F. P. N. Lake: Cooper’s art in defence – not leaving his head exposed! (Magi(not) + C; ref. Tommy C., Henry C., Maginot Line).
B. MacReamoinn: E.g. rabbit in conjuror’s hat? (mag (= chatter) i’ c, & lit.).
R. S. Morse: Great! The Azed’s home and one has Chambers (for the required spelling) (mag I C., 2 defs.; i.e. Observer Magazine).
R. F. Naish: Cambridge reforms bred such facility in spelling (comp. anag.).
R. Phillips: What could make one see spell? (mag2 I c, & lit.).
D. Price Jones: ‘Every Second Counts’: amusing, many agree, with MC like Paul Daniels? (second letters; ref. TV quiz show hosted by PD).
R. J. Whale: Little fag (American)? The reverse! (cig Am (rev.), & lit.; ref. ‘Magic’ Johnson, tall and heterosexual).
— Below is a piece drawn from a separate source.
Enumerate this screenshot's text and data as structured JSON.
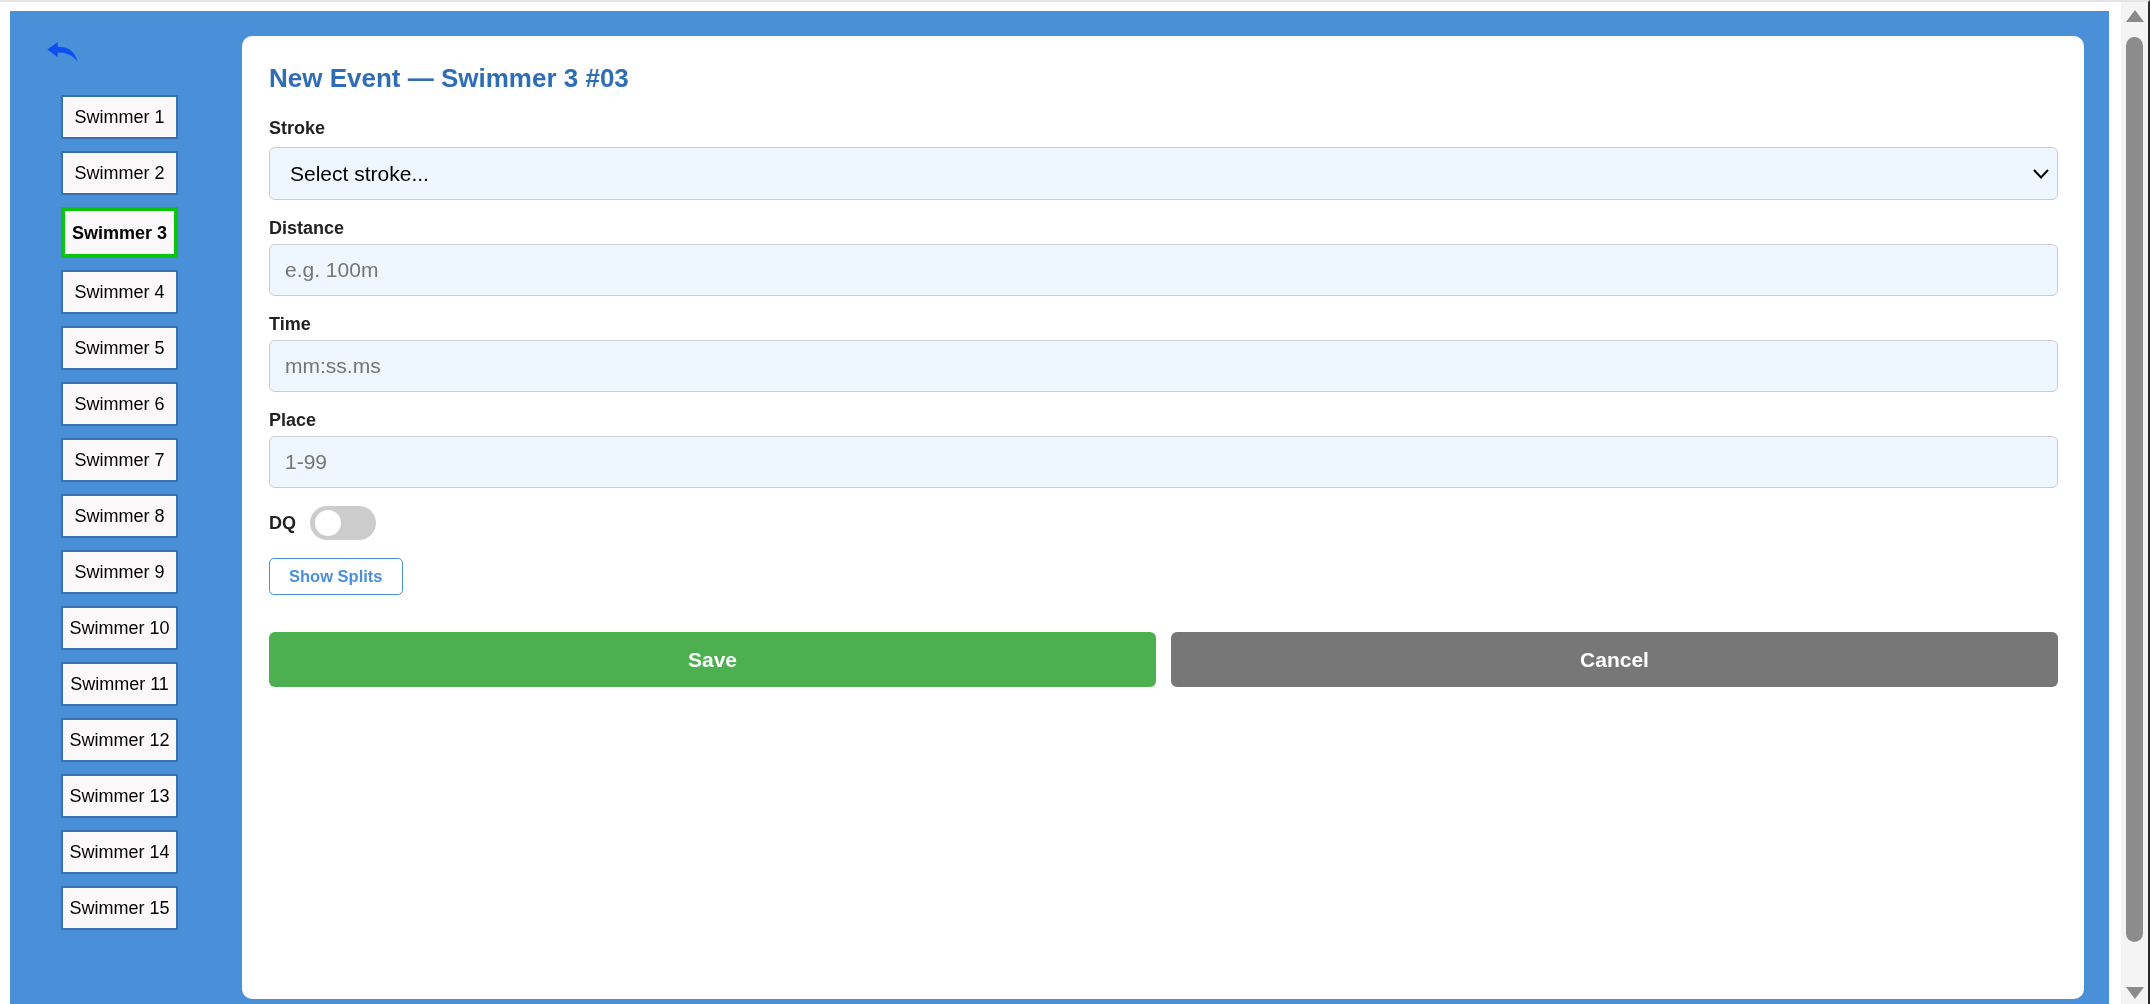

W. G. Arnott, D. Ashcroft, B. Ashworth, F. D. H. Atkinson, M. J. Bath, Mrs P. A. Bax, E. A. Beaulah, J. R. Beresford, Mrs F. A. Blanchard, Mrs A. Boyes, C. J. Brougham, I. Carr, E. Chalkley, E. S. Clark, Mrs D. Colley, D. B. Cross, R. Dean, N. C. Dexter, D. Dixon, C. E. Faulkner-King, H. Freeman, M. Freeman, P. D. Gaffey, S. Goldie, R. R. Greenfield, C. R. Gumbrell, R. S. Haddock, Mrs B. E. Henderson, V. G. Henderson, R. J. Hooper, G. Johnstone, M. D. Jones, R. E. Kimmons, A. Lawrie, R. K. Lumsdon, Mrs J. Mackie, P. W. Marlow, H. W. Massingham, Rev M. R. Metcalf, C. G. Millin, J. J. Moore, C. J. Morse, R. A. Mostyn, C. Pearson, D. Pendrey, Rev E. H. Pyle, J. H. Russell, M. Sanderson, W. J. M. Scotland, N. G. Shippobotham, W. K. M. Slimmings, I. C. Snell, P. A. Stephenson, R. Stocks, P. L. Stone, R. C. Teuton, A. J. Wardrop, Mrs H. D. Williams, Dr E. Young.
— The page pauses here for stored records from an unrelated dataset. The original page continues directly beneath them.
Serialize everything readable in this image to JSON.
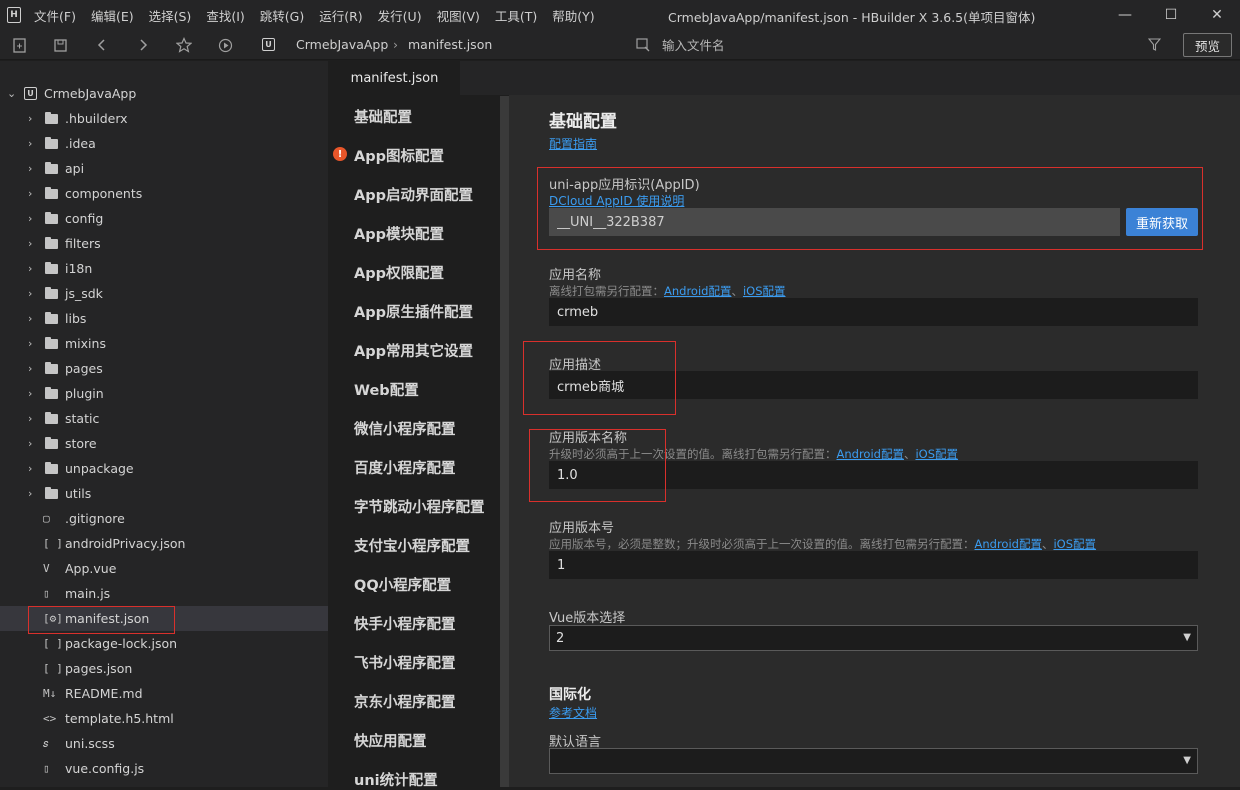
{
  "window": {
    "title": "CrmebJavaApp/manifest.json - HBuilder X 3.6.5(单项目窗体)",
    "logo": "H",
    "menu": [
      "文件(F)",
      "编辑(E)",
      "选择(S)",
      "查找(I)",
      "跳转(G)",
      "运行(R)",
      "发行(U)",
      "视图(V)",
      "工具(T)",
      "帮助(Y)"
    ],
    "controls": {
      "minimize": "—",
      "maximize": "☐",
      "close": "✕"
    }
  },
  "toolbar": {
    "icons": [
      "new-file-icon",
      "save-icon",
      "back-icon",
      "forward-icon",
      "star-icon",
      "run-icon"
    ],
    "breadcrumb": {
      "badge": "U",
      "project": "CrmebJavaApp",
      "separator": "›",
      "file": "manifest.json"
    },
    "search_placeholder": "输入文件名",
    "preview_label": "预览"
  },
  "explorer": {
    "root": {
      "badge": "U",
      "name": "CrmebJavaApp"
    },
    "folders": [
      ".hbuilderx",
      ".idea",
      "api",
      "components",
      "config",
      "filters",
      "i18n",
      "js_sdk",
      "libs",
      "mixins",
      "pages",
      "plugin",
      "static",
      "store",
      "unpackage",
      "utils"
    ],
    "files": [
      {
        "icon": "▢",
        "name": ".gitignore"
      },
      {
        "icon": "[ ]",
        "name": "androidPrivacy.json"
      },
      {
        "icon": "V",
        "name": "App.vue"
      },
      {
        "icon": "▯",
        "name": "main.js"
      },
      {
        "icon": "[⚙]",
        "name": "manifest.json"
      },
      {
        "icon": "[ ]",
        "name": "package-lock.json"
      },
      {
        "icon": "[ ]",
        "name": "pages.json"
      },
      {
        "icon": "M↓",
        "name": "README.md"
      },
      {
        "icon": "<>",
        "name": "template.h5.html"
      },
      {
        "icon": "𝑠",
        "name": "uni.scss"
      },
      {
        "icon": "▯",
        "name": "vue.config.js"
      }
    ],
    "selected": "manifest.json"
  },
  "editor": {
    "tab_label": "manifest.json",
    "nav": [
      "基础配置",
      "App图标配置",
      "App启动界面配置",
      "App模块配置",
      "App权限配置",
      "App原生插件配置",
      "App常用其它设置",
      "Web配置",
      "微信小程序配置",
      "百度小程序配置",
      "字节跳动小程序配置",
      "支付宝小程序配置",
      "QQ小程序配置",
      "快手小程序配置",
      "飞书小程序配置",
      "京东小程序配置",
      "快应用配置",
      "uni统计配置"
    ],
    "warning_icon": "!"
  },
  "form": {
    "title": "基础配置",
    "guide_link": "配置指南",
    "appid": {
      "label": "uni-app应用标识(AppID)",
      "help_link": "DCloud AppID 使用说明",
      "value": "__UNI__322B387",
      "button": "重新获取"
    },
    "app_name": {
      "label": "应用名称",
      "desc": "离线打包需另行配置：",
      "link_android": "Android配置",
      "sep": "、",
      "link_ios": "iOS配置",
      "value": "crmeb"
    },
    "app_desc": {
      "label": "应用描述",
      "value": "crmeb商城"
    },
    "version_name": {
      "label": "应用版本名称",
      "desc": "升级时必须高于上一次设置的值。离线打包需另行配置：",
      "link_android": "Android配置",
      "sep": "、",
      "link_ios": "iOS配置",
      "value": "1.0"
    },
    "version_code": {
      "label": "应用版本号",
      "desc": "应用版本号，必须是整数；升级时必须高于上一次设置的值。离线打包需另行配置：",
      "link_android": "Android配置",
      "sep": "、",
      "link_ios": "iOS配置",
      "value": "1"
    },
    "vue_version": {
      "label": "Vue版本选择",
      "value": "2",
      "arrow": "▼"
    },
    "i18n": {
      "title": "国际化",
      "link": "参考文档",
      "default_lang_label": "默认语言",
      "value": "",
      "arrow": "▼"
    }
  },
  "colors": {
    "highlight": "#d9302c",
    "accent": "#3b82d6",
    "link": "#3b9cf0",
    "warning": "#e8562a"
  }
}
471 entries and only a handful of mistakes (mostly over INBREAK). The worst mistake was of course my own in the clue to SPINETTE, the cryptic part of which indicated SPINNETE. Sincerest apologies for this, especially to those who remained convinced that the error must be theirs. As usual, those who spotted what I had done were generously forgiving (talk of ‘Homeric nods’ and suchlike). I also offended a few purists by defining ‘train’ (in the INTRA clue) as ‘locomotive’. Guilty as charged, I’m sure.
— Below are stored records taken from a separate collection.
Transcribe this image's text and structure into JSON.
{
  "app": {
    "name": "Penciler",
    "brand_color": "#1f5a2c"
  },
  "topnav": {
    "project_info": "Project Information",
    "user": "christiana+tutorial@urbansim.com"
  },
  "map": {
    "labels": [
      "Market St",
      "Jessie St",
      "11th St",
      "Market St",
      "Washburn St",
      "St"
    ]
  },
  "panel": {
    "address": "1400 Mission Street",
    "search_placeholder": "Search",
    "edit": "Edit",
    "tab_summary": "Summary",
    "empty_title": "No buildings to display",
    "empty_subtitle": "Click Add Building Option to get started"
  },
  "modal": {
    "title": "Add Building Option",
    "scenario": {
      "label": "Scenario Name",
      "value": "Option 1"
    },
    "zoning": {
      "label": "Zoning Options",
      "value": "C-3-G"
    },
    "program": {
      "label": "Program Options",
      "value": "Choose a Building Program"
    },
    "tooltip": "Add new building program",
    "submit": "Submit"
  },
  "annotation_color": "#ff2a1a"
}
Nice (I think) to have a short clue-word for a change. You certainly found all sorts of different ways of dealing with it, as the best, quoted here, demonstrate. Short words tend to produce a plethora of ‘initial letters’ type clues, and this one was no exception. I’ve no objection to this clue type but it does often result in easy or obvious clues unless worded cleverly (see Mr Barley’s VHC above). What I don’t like is the inclusion of one-letter words (a or I) in the relevant portion of the clue. The word a’ can surely not be said to begin with the letter ‘a’ (or end with it for that matter). A beginning implies (to me) a separate end.
Surprisingly few of you thought of using ‘Magic’ Johnson in your clues (what with all the media hoo-ha) and only the top two winners linked him with Nixon – a lovely idea offering just the right amount of difficulty. On which subject I pondered hard when considering Mr Grimshaw’s ingenious concoction. For those who don’t understand it, when the asterisks are replaced (in order) by MAGIC and the five five-letter groups are arranged (in order) in a 5 x 5 square and given numerical values, all the rows and columns and both diagonals total 65 – try it! Only Z is missing. Mr Grimshaw claimed that ‘solvability is OK’ and I think I agree. What I’d like to know is how he tumbled to this remarkable discovery in the first place!
Azed competitions are nothing if not educational (in a rarefied kind of way). This month, for example, I learnt that ‘gazza’ means ‘magpie’ in Italian. And with reference to the nice word TAGLIACOTIAN which I used not so long ago, a regular submits the following snippet from a magazine article: ‘The first nose job was performed in the 16th century by Tagliacozzi, a field surgeon depicted on wood engravings attempting to graft part of a soldier’s forearm to what was left of his nose after it had been swiped off in battle. The woodcut clearly shows the soldier with his nose stuck to his forearm where he had to keep it while it healed. But Tagliacozzi’s arm-to-nose efforts were not appreciated by the Church, who excommunicated him after his death for trying to improve on the work of the Almighty.’